There's not enough information to complete this problem
The first step to figuring out this problem is to figure out how resistances of light bulb correlate to the power rating. For a resistor, the power dissipated is:
Thus, there is an inverse relationship between the resistance of the lightbulb and the power rating.
The second step is to take a look at circuit elements in series and in parallel. In series, they share the same current; in parallel they share the same voltage. Thus, for the two lightbulbs in series, the one with the higher resistance (lower wattage) will be brighter, and for a parallel configuration the one with the lower resistance (higher wattage) will be brighter.
Example Question #5 : Series And Parallel
If we have 3 resistors in a series, with resistor 1 having a resistance of , resistor 2 having a resistance of , and resistor 3 having a resistance of , what is the equivalent resistance of the series?
The total resistance of resistors in a series is the sum of their individual resistances. In this case,
Example Question #72 : Circuits
You are presented with three resistors, each measure . What is the difference between the total resistance of the resistors combined in series, and the total resistance of the resistors combined in parallel?
Resistors in series:
Resistors in parallel:
Example Question #6 : Series And Parallel
What is the total resistance of three resistors, , , and , in parallel?
The equation for equivalent resistance for multiple resistors in parallel is:
Plug in known values and solve.
Notice that for resistors in parallel, the total resistance is never greater than the resistance of the smallest element.
Example Question #7 : Series And Parallel
A circuit is created using a battery and 3 identical resistors, as shown in the figure. Each of the resistors has a resistance of . If resistor is removed from the circuit, what will be the effect on the current through resistor ?
The current through will decrease
The current through will increase by a factor of four
The current through will increase by a factor of two
The current through will remain the same
Cannot be determined without knowing the resistivity of the wire
The current through will decrease
Since the resistors and form a parallel network, removing from the circuit increases the resistance of that part of the circuit. Because the new circuit is the series combination of and , the increased resistance leads to lower current in each of these resistors.
Example Question #75 : Circuits
Determine the total charge stored by a circuit with 2 identical parallel-plate capacitors in parallel with area , and a distance of between the parallel plates. Assume the space between the parallel plates is a vacuum. The circuit shows a voltage difference of 10V.
To determine total charge stored, we need to add up the capacitance of each capacitor(because they are capacitors in parallel) and multiply by the voltage difference. Recall that for capacitors,
For parallel plate capacitors:
Here, , which is the permittivity of empty space, is the dielectric constant, which is since there is only vacuum present, , which is the area of the parallel plates, and , which is the distant between the plates.
Plug in known values to solve for capacitance.
Each of the two capacitors has capacitance
Since the capacitors are in parallel, the total capacitance is the sum of each individual capacitance. The total capacitance in the circuit is given by:
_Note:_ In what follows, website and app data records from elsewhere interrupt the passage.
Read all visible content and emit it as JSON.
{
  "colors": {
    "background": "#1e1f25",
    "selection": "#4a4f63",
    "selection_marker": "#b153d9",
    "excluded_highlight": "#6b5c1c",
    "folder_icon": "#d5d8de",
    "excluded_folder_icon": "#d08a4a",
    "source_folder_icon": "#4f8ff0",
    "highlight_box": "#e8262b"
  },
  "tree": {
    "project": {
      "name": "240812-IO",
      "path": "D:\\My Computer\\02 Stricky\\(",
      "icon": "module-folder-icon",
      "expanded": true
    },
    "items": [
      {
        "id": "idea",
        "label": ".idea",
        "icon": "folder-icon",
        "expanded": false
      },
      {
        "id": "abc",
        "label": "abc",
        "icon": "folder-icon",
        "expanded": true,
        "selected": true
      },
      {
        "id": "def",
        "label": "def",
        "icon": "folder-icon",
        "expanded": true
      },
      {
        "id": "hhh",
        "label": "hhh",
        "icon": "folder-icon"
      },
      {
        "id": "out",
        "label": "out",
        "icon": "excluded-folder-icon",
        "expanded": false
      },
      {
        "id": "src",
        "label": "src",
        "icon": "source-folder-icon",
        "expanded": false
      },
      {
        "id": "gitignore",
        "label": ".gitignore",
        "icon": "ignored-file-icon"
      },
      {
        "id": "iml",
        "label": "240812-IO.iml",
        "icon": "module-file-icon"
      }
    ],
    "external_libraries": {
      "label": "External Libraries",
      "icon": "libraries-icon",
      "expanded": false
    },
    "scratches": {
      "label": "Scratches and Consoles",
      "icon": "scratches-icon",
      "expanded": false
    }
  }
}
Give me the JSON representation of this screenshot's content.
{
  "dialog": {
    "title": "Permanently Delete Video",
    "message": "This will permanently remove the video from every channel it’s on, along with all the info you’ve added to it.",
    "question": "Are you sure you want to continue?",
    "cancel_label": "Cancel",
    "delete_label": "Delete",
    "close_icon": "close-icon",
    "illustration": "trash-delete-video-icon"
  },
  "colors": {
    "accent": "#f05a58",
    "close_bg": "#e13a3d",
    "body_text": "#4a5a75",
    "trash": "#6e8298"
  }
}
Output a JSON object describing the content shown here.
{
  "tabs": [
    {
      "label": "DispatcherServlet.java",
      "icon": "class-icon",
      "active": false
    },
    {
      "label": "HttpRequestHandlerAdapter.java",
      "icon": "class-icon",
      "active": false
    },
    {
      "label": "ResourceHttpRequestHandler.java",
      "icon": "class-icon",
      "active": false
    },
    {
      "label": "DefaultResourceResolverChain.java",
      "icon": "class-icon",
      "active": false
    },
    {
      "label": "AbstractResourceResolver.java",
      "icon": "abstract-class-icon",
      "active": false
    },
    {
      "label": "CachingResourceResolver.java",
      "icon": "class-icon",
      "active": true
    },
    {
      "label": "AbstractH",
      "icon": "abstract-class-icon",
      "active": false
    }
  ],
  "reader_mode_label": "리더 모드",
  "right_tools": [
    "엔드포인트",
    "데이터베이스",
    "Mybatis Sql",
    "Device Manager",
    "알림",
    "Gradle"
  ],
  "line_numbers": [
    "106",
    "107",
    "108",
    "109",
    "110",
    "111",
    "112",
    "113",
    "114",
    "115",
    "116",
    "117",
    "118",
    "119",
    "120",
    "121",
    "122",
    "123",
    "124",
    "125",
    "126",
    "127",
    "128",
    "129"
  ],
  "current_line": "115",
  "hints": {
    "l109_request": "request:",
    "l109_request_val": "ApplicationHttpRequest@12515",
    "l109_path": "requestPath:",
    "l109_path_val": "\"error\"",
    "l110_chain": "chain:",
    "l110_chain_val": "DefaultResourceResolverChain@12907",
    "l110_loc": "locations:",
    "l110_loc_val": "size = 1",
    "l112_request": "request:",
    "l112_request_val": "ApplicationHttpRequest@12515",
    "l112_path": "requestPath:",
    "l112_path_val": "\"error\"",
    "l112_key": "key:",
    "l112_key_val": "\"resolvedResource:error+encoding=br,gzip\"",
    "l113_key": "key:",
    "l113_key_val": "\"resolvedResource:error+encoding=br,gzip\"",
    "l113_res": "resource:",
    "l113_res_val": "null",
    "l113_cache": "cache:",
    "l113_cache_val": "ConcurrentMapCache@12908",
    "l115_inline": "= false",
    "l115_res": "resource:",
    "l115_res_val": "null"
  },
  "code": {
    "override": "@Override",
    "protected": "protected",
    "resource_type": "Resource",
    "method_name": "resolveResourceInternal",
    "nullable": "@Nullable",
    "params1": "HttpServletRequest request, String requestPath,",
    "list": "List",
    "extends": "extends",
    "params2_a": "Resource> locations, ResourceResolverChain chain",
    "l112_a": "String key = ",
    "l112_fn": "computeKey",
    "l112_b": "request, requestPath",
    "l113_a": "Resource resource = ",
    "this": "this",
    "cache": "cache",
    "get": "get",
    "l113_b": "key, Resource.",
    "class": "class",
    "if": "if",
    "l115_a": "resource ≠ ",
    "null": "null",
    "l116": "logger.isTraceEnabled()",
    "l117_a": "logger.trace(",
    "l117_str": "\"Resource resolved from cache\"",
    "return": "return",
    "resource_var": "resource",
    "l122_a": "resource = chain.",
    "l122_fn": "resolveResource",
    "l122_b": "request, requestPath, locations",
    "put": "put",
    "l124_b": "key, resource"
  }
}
Plug this value into our first equation and solve for the total charge stored.
, where is the total charge stored in the capacitor. Since
Example Question #8 : Series And Parallel
What is the total current flowing through a system with 2 resistors in parallel with resistances of and , and a battery with voltage difference of 10V?
First we need to determine the overall resistance of the circuit before we know how much current is flowing through. Since the resistors are in parallel, their resistances will add reciprocally:
where is the total resistance of the circuit.
Now that we've solved for , we know that the current flowing through the circuit can be found using Ohm's law: